More coercion, fraud and violence

In addition to financial pressure, the lives of sex workers were also exacerbated by changes in the behaviour of clients, whose negotiating power was increased by the ban on working. The sex workers interviewed reported being subjected to more attempts at coercion and fraud than had been the case before the pandemic. In particular, this included prices being pushed lower and instances in which clients refused to pay after receiving services. According to those interviewed, there has also been an increase in acts of aggression and violence. Due to the lack of alternatives, services also had to be provided to clients who the sex workers would have turned away before the pandemic. In its report, the ZHAW research team writes that the sex workers’ degree of self-determination was on the whole restricted by the ban on working.

Non-transparent implementation

In order to implement and monitor the measures imposed to tackle the coronavirus pandemic, both the city and cantonal police were deployed in the city of Zurich. As the study found, the list of sanctions and the level of the fines for infringements were not agreed upon between the police corps. In addition, consistent information was not provided to businesses and sex workers.

A further problem was caused by the differing cantonal regulations, which lead to a shift in the sex milieu.
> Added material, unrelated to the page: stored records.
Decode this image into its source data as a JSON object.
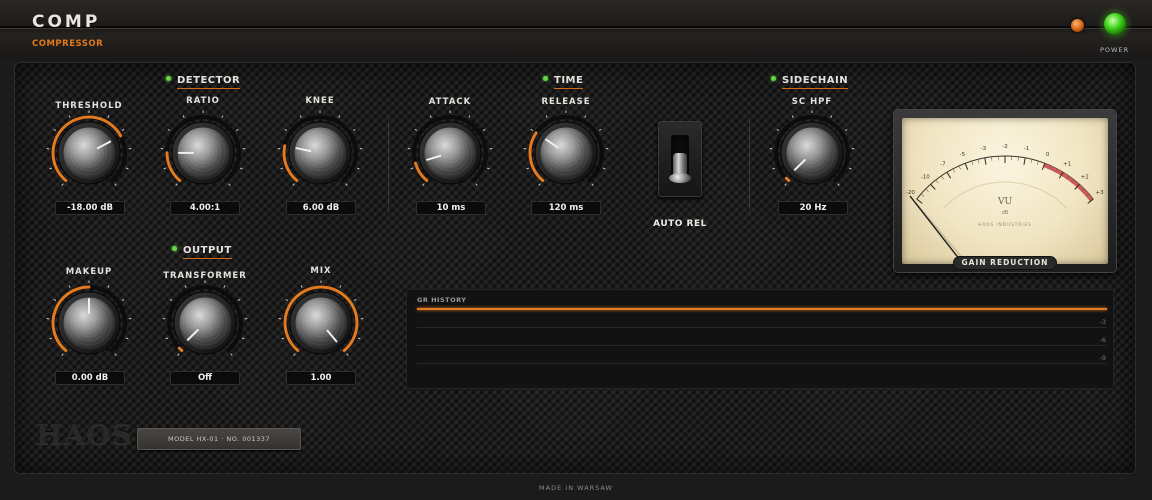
{
  "header": {
    "title": "COMP",
    "subtitle": "COMPRESSOR",
    "power_label": "POWER"
  },
  "sections": {
    "detector": "DETECTOR",
    "time": "TIME",
    "sidechain": "SIDECHAIN",
    "output": "OUTPUT"
  },
  "knobs": {
    "threshold": {
      "label": "THRESHOLD",
      "value": "-18.00 dB",
      "level": 0.72
    },
    "ratio": {
      "label": "RATIO",
      "value": "4.00:1",
      "level": 0.18
    },
    "knee": {
      "label": "KNEE",
      "value": "6.00 dB",
      "level": 0.22
    },
    "attack": {
      "label": "ATTACK",
      "value": "10 ms",
      "level": 0.12
    },
    "release": {
      "label": "RELEASE",
      "value": "120 ms",
      "level": 0.3
    },
    "sc_hpf": {
      "label": "SC HPF",
      "value": "20 Hz",
      "level": 0.02
    },
    "makeup": {
      "label": "MAKEUP",
      "value": "0.00 dB",
      "level": 0.5
    },
    "transformer": {
      "label": "TRANSFORMER",
      "value": "Off",
      "level": 0.02
    },
    "mix": {
      "label": "MIX",
      "value": "1.00",
      "level": 1.0
    }
  },
  "auto_release": {
    "label": "AUTO REL"
  },
  "vu_meter": {
    "scale": [
      "-20",
      "-10",
      "-7",
      "-5",
      "-3",
      "-2",
      "-1",
      "0",
      "+1",
      "+2",
      "+3"
    ],
    "unit": "VU",
    "sub": "dB",
    "brand": "HAOS INDUSTRIES",
    "badge": "GAIN REDUCTION"
  },
  "gr_history": {
    "title": "GR HISTORY",
    "ticks": [
      "-3",
      "-6",
      "-9"
    ]
  },
  "footer": {
    "logo": "HAOS",
    "plate": "MODEL HX-01  ·  NO. 001337",
    "made_in": "MADE IN WARSAW"
  },
  "colors": {
    "accent": "#e27a20",
    "led_green": "#67d649",
    "power_green": "#3fd21a"
  }
}
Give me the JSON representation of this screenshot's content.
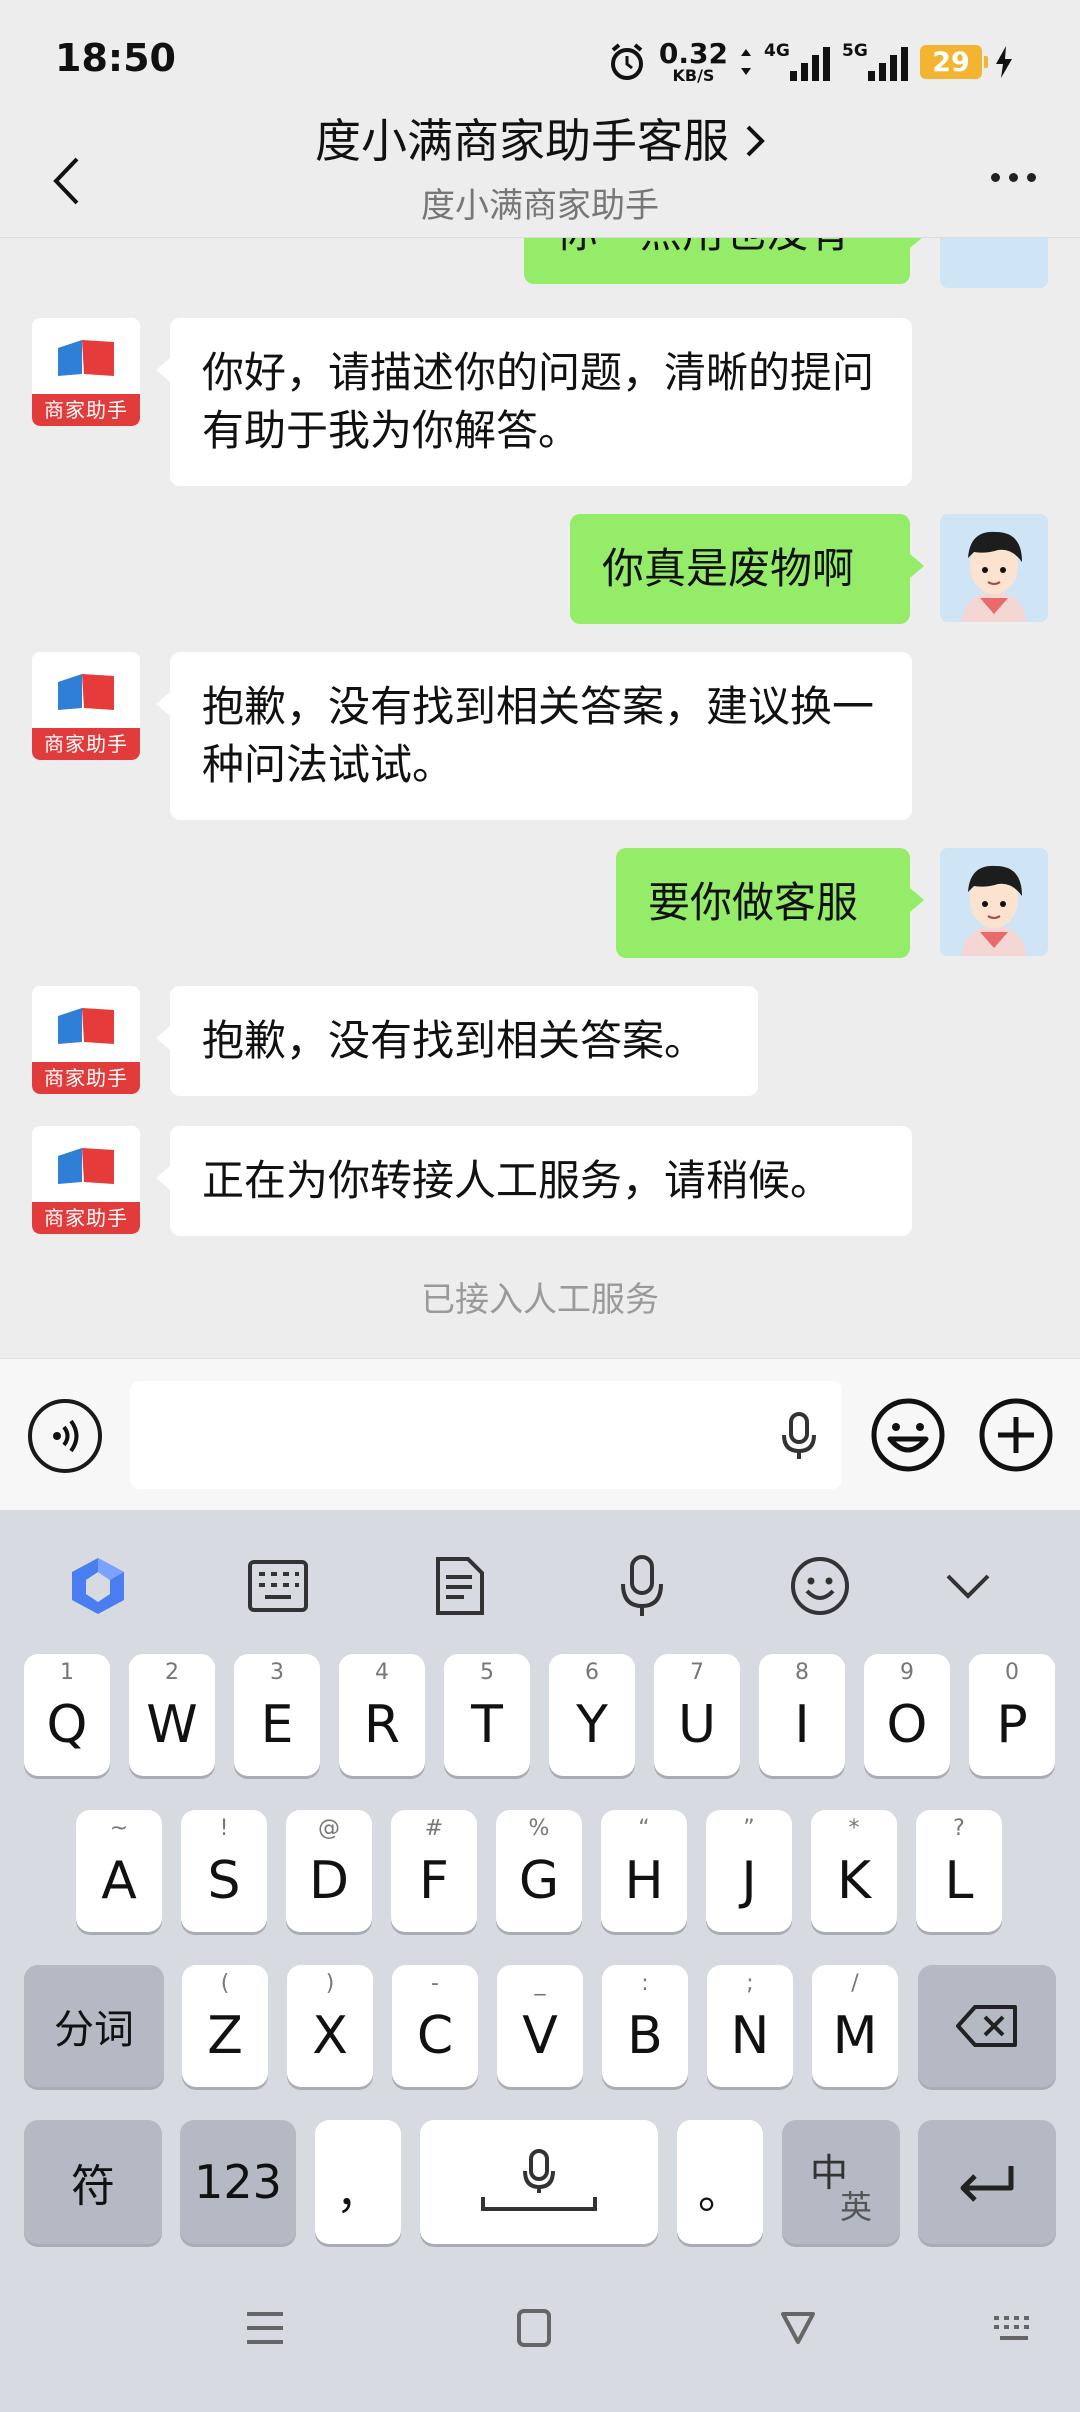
{
  "status_bar": {
    "time": "18:50",
    "net_speed": "0.32",
    "net_unit": "KB/S",
    "sig1_label": "4G",
    "sig2_label": "5G",
    "battery": "29"
  },
  "header": {
    "title": "度小满商家助手客服",
    "subtitle": "度小满商家助手"
  },
  "chat": {
    "bot_tag": "商家助手",
    "partial_top": "你一点用也没有",
    "messages": [
      {
        "side": "left",
        "text": "你好，请描述你的问题，清晰的提问有助于我为你解答。"
      },
      {
        "side": "right",
        "text": "你真是废物啊"
      },
      {
        "side": "left",
        "text": "抱歉，没有找到相关答案，建议换一种问法试试。"
      },
      {
        "side": "right",
        "text": "要你做客服"
      },
      {
        "side": "left",
        "text": "抱歉，没有找到相关答案。"
      },
      {
        "side": "left",
        "text": "正在为你转接人工服务，请稍候。"
      }
    ],
    "system_note": "已接入人工服务"
  },
  "input": {
    "value": "",
    "placeholder": ""
  },
  "keyboard": {
    "row1": [
      {
        "hint": "1",
        "key": "Q"
      },
      {
        "hint": "2",
        "key": "W"
      },
      {
        "hint": "3",
        "key": "E"
      },
      {
        "hint": "4",
        "key": "R"
      },
      {
        "hint": "5",
        "key": "T"
      },
      {
        "hint": "6",
        "key": "Y"
      },
      {
        "hint": "7",
        "key": "U"
      },
      {
        "hint": "8",
        "key": "I"
      },
      {
        "hint": "9",
        "key": "O"
      },
      {
        "hint": "0",
        "key": "P"
      }
    ],
    "row2": [
      {
        "hint": "~",
        "key": "A"
      },
      {
        "hint": "!",
        "key": "S"
      },
      {
        "hint": "@",
        "key": "D"
      },
      {
        "hint": "#",
        "key": "F"
      },
      {
        "hint": "%",
        "key": "G"
      },
      {
        "hint": "“",
        "key": "H"
      },
      {
        "hint": "”",
        "key": "J"
      },
      {
        "hint": "*",
        "key": "K"
      },
      {
        "hint": "?",
        "key": "L"
      }
    ],
    "row3": [
      {
        "hint": "(",
        "key": "Z"
      },
      {
        "hint": ")",
        "key": "X"
      },
      {
        "hint": "-",
        "key": "C"
      },
      {
        "hint": "_",
        "key": "V"
      },
      {
        "hint": ":",
        "key": "B"
      },
      {
        "hint": ";",
        "key": "N"
      },
      {
        "hint": "/",
        "key": "M"
      }
    ],
    "segment_label": "分词",
    "symbol_label": "符",
    "numeric_label": "123",
    "comma_label": "，",
    "period_label": "。",
    "lang_primary": "中",
    "lang_secondary": "英"
  },
  "icons": {
    "back": "back-chevron-icon",
    "more": "more-dots-icon",
    "voice": "voice-icon",
    "mic": "mic-icon",
    "emoji": "emoji-icon",
    "plus": "plus-icon",
    "assistant": "assistant-logo-icon",
    "keyboard": "keyboard-icon",
    "clipboard": "clipboard-icon",
    "collapse": "chevron-down-icon",
    "backspace": "backspace-icon",
    "enter": "enter-icon"
  },
  "colors": {
    "user_bubble": "#95ec69",
    "bot_bubble": "#ffffff",
    "background": "#ededed",
    "keyboard_bg": "#d7dae1",
    "battery": "#f2b431",
    "bot_tag": "#e23b3b"
  }
}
Finally, the different and non-transparent enforcement of the measures in the canton of Zurich made it difficult to consistently implement the ban on prostitution, the research team concludes.

Recommendation against occupational ban

“On the basis of our study, we would recommend against imposing an occupational ban in similar cases,” says study author Michael Herzig. “As we saw, the negative effects outweigh the positive ones, especially when attempting to make contact tracing possible by registering clients.” Herzig opines that it would make more sense to develop measures tailored specifically to the situation in the sex industry, meaning they could also be implemented. In some cases, there was also a lack of mutual information and reciprocal agreements among the supporting organisations. In particular, it would have been possible to organise themselves on a collaborative basis, thus allowing for the available resources to be utilised in a more targeted manner.


Michael Herzig, Lecturer, Institute of Management and Social Policy, ZHAW School of Social Work, phone 058 934 85 22, e-mail

Regula Freuler, Communication, ZHAW School of Social Work, phone 058 934 88 26, e-mail